Peregrine Closures, 2022

The Carolina Climbers Coalition work closely with USFS and NC Wildlife Biologists each year to ensure that peregrine falcon closures are accurate per eyrie sites, and help balance conservation of the species with reasonable access to climbing destinations. Thank you, climbers, for respecting these closure zones and for helping protect this amazing species. How has this collaboration been beneficial to both climbers and peregrines? Here are a few examples:

  • Biologists and CCC volunteers monitor eyrie sites to see if they are in use or if chicks have hatched. If they are not in use or if chicks have fledged, closures are lifted earlier than Aug 15. In the case of areas like Short Off South last year, the closure was lifted in February. 
  • This year, CCC has worked with NC Wildlife biologists to collect specimens from the Big Lost Cove eyrie and Looking Glass Rock eyrie to help biologists predict reasons for nest failure or success. This work equates to multiple days in the field and computer for multiple volunteers and professionals.
  • The CCC-owned Laurel Knob has an active eyrie. We have worked to identify proper closures, with biologist input.
  • The entire North Face of Cedar was slated to be closed, CCC worked with biologists to narrow down the zone. 20 routes are seasonally closed now as opposed to 100.
  • This year, there are not any climbing-related changes from previous years. This is largely in part to the peregrines maintaining their previous year's eyrie sites. 
  • One big change this year has been the inclusion of maps in the closure order. These closure zones are the same as previous years and outlined on the USFS website here. CCC was asked to preview closure maps by the USFS, prior to the release of those maps. Viewing and helping edit those maps prior to the USFS closure release was extremenly beneficial in getting accurate closure zones for climbers. Did we (CCC) and they (USFS) get the maps 100% GPS ground-truthed correct? Likely not, and we are open to feedback and will relay that feedback to USFS. Please note that we gave feedback on climbing-specific areas like Looking Glass, but not on areas without known climbing like Short Off North or Bynum Bluffs.  USFS bringing us (CCC) to the table PRIOR to the closure order release is testament to our collaborative work with USFS, and beneficial to both climbers and peregrines. For example, before the CCC was able to help edit the map, USFS had the entire North Side of Looking Glass circled as closed, as well as a good portion of the Nose Area.

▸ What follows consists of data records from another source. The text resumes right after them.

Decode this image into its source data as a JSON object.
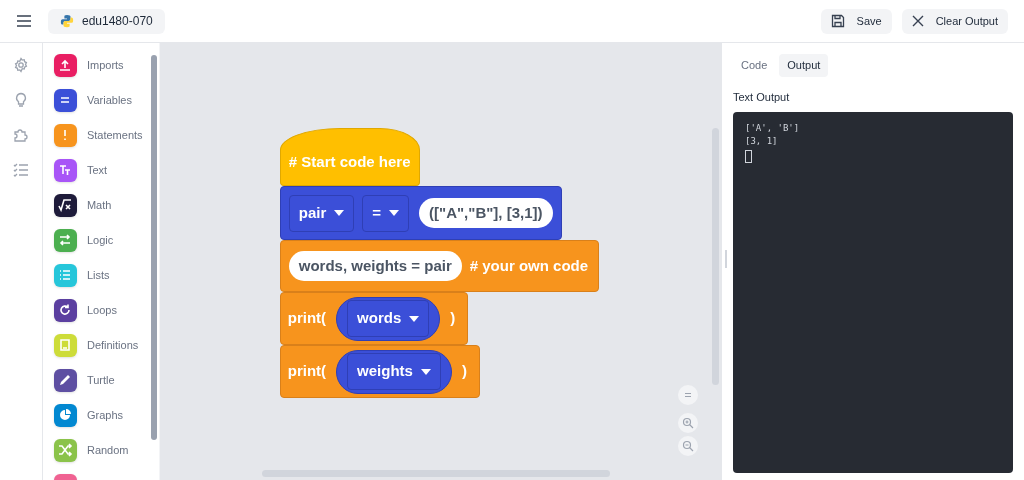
{
  "header": {
    "project": "edu1480-070",
    "buttons": [
      {
        "label": "Save",
        "kind": "save"
      },
      {
        "label": "Clear Output",
        "kind": "clear"
      }
    ]
  },
  "categories": [
    {
      "label": "Imports",
      "color": "#e91e63"
    },
    {
      "label": "Variables",
      "color": "#3b4fd8"
    },
    {
      "label": "Statements",
      "color": "#f7941d"
    },
    {
      "label": "Text",
      "color": "#a855f7"
    },
    {
      "label": "Math",
      "color": "#1e1b3a"
    },
    {
      "label": "Logic",
      "color": "#4caf50"
    },
    {
      "label": "Lists",
      "color": "#26c6da"
    },
    {
      "label": "Loops",
      "color": "#5b3fa0"
    },
    {
      "label": "Definitions",
      "color": "#cddc39"
    },
    {
      "label": "Turtle",
      "color": "#5e4fa2"
    },
    {
      "label": "Graphs",
      "color": "#0288d1"
    },
    {
      "label": "Random",
      "color": "#8bc34a"
    },
    {
      "color": "#f06292"
    }
  ],
  "blocks": [
    {
      "kind": "hat",
      "text": "# Start code here"
    },
    {
      "kind": "assign",
      "variable": "pair",
      "operator": "=",
      "value": "([\"A\",\"B\"], [3,1])"
    },
    {
      "kind": "code",
      "code": "words, weights = pair",
      "comment": "# your own code"
    },
    {
      "kind": "print",
      "prefix": "print(",
      "variable": "words",
      "suffix": ")"
    },
    {
      "kind": "print",
      "prefix": "print(",
      "variable": "weights",
      "suffix": ")"
    }
  ],
  "tabs": [
    {
      "label": "Code",
      "selected": false
    },
    {
      "label": "Output",
      "selected": true
    }
  ],
  "output": {
    "title": "Text Output",
    "lines": [
      "['A', 'B']",
      "[3, 1]"
    ]
  }
}
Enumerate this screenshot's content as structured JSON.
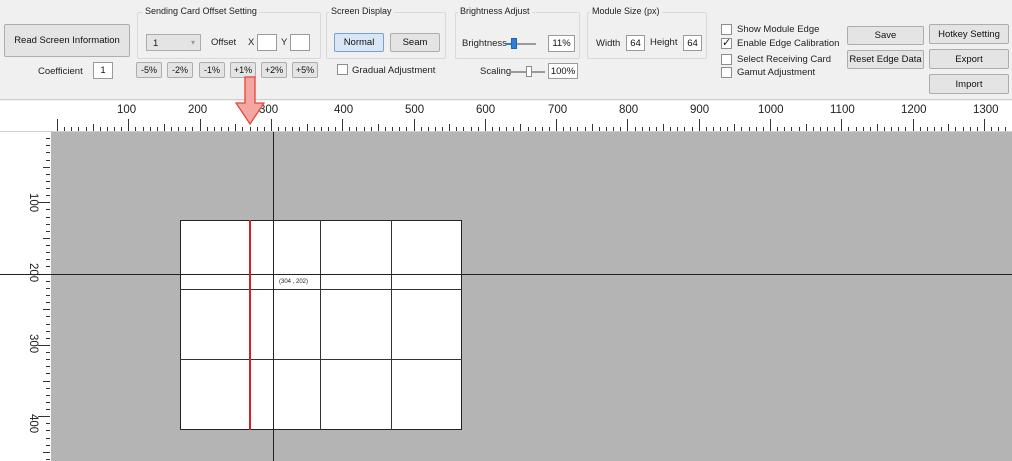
{
  "toolbar": {
    "read_screen_info": "Read Screen Information",
    "coefficient_label": "Coefficient",
    "coefficient_value": "1",
    "sending_card": {
      "title": "Sending Card Offset Setting",
      "card_value": "1",
      "offset_label": "Offset",
      "x_label": "X",
      "x_value": "",
      "y_label": "Y",
      "y_value": "",
      "step_buttons": [
        "-5%",
        "-2%",
        "-1%",
        "+1%",
        "+2%",
        "+5%"
      ]
    },
    "screen_display": {
      "title": "Screen Display",
      "normal": "Normal",
      "seam": "Seam",
      "gradual": "Gradual Adjustment",
      "gradual_checked": false
    },
    "brightness": {
      "title": "Brightness Adjust",
      "brightness_label": "Brightness",
      "brightness_value": "11%",
      "brightness_level": 0.11,
      "scaling_label": "Scaling",
      "scaling_value": "100%",
      "scaling_level": 1.0
    },
    "module_size": {
      "title": "Module Size (px)",
      "width_label": "Width",
      "width_value": "64",
      "height_label": "Height",
      "height_value": "64"
    },
    "options": [
      {
        "label": "Show Module Edge",
        "checked": false
      },
      {
        "label": "Enable Edge Calibration",
        "checked": true
      },
      {
        "label": "Select Receiving Card",
        "checked": false
      },
      {
        "label": "Gamut Adjustment",
        "checked": false
      }
    ],
    "save": "Save",
    "reset_edge_data": "Reset Edge Data",
    "hotkey_setting": "Hotkey Setting",
    "export": "Export",
    "import": "Import"
  },
  "ruler": {
    "horizontal_labels": [
      "100",
      "200",
      "300",
      "400",
      "500",
      "600",
      "700",
      "800",
      "900",
      "1000",
      "1100",
      "1200",
      "1300"
    ],
    "vertical_labels": [
      "100",
      "200",
      "300",
      "400"
    ]
  },
  "canvas": {
    "coordinate_readout": "(304 , 202)"
  },
  "colors": {
    "workspace": "#b4b4b4",
    "accent": "#2f7ed8",
    "calibration_line": "#d81e1e",
    "pointer_arrow": "#f4a6a0"
  }
}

We quickly corrected this prior to the order release and it is now a non-issue. This is the first year USFS released maps. If you see any discrepancies between the route closure zones listed and the maps, please email As you can imagine, this is a lot of work to get things right and we welcome help and input, and will do our part in relaying that input to USFS.
  • CCC and NC Wildlife collaboration has lead to reciprocity and trust that has helped other areas outside of NC/ USFS lands. Recreational climbers following the closures has also lead to reciprocity and trust. Thank you climbers! Just last year, we were able to share our expertise in peregrine falcon climbing management with SC Department of Natural Resources. We worked with their biologists to take Table Rock SC's Main Wall out of the seasonal closure order for South Carolina. This is South Carolina's most revered, and most impressive wall, and it is now open to climbers year-round instead of season closures. Without our work with NC Wildlife and USFS, the closure zone would surely have remained for Table Rock's Main Wall.
  • We were able to open Rocky Fork State Park's Whitehouse Cliffs to climbing in 2019, and have since then worked with the TN State Park system to monitor the cliff for potential peregrine falcon activity. There is a peregrine falcon seen in the region, and we have monitored the cliff for the last three years, which has meant 4-5 visits per year during the peregrine falcon closure observation time of February to March. The observation period's goal has been to see if there is an eyrie site on the cliff.  Peregrines are seen in the area but an eyrie has not been viewed at Whitehouse. This is typical for the species, as they likley use the cliff as a hunting zone but not for their eyrie. When working with TN State Parks on opening these cliffs to climbing for the first time ever, we suggested this 2 month monitoring period as opposed to a 6 month blanket closure. They agreed, and much of that agreement was based on our past experience with NC Wildlife and USFS officials, showing that an eyrie site is not likely in the area. 
  • Ongoing work with Mountain Project and guide book authors to ensure closures are listed accurately in beta sites.
  • "In 2021 across western North Carolina, 15 sites were occupied by peregrine falcon pairs and seven successfully reproduced with a total of 12 offspring."- USFS

Additional closures outside of USFS lands:

  • Table Rock State Park Feb 1- Aug 14: Climbing right (east) of the Walker Buttress, including the Water Groove Wall, are closed to climbing during this period. Table Rock's Main Wall is now open to climbing year-round! 
  • Laurel Knob Feb 1- Aug 14: Routes between, and including, Fathom to Permission Granite are closed to climbing during this period.
  • Rocky Fork State Park's Whitehouse Cliffs : this closure has been lifted. No eyrie is present and has not been for three years in a row.

Share this post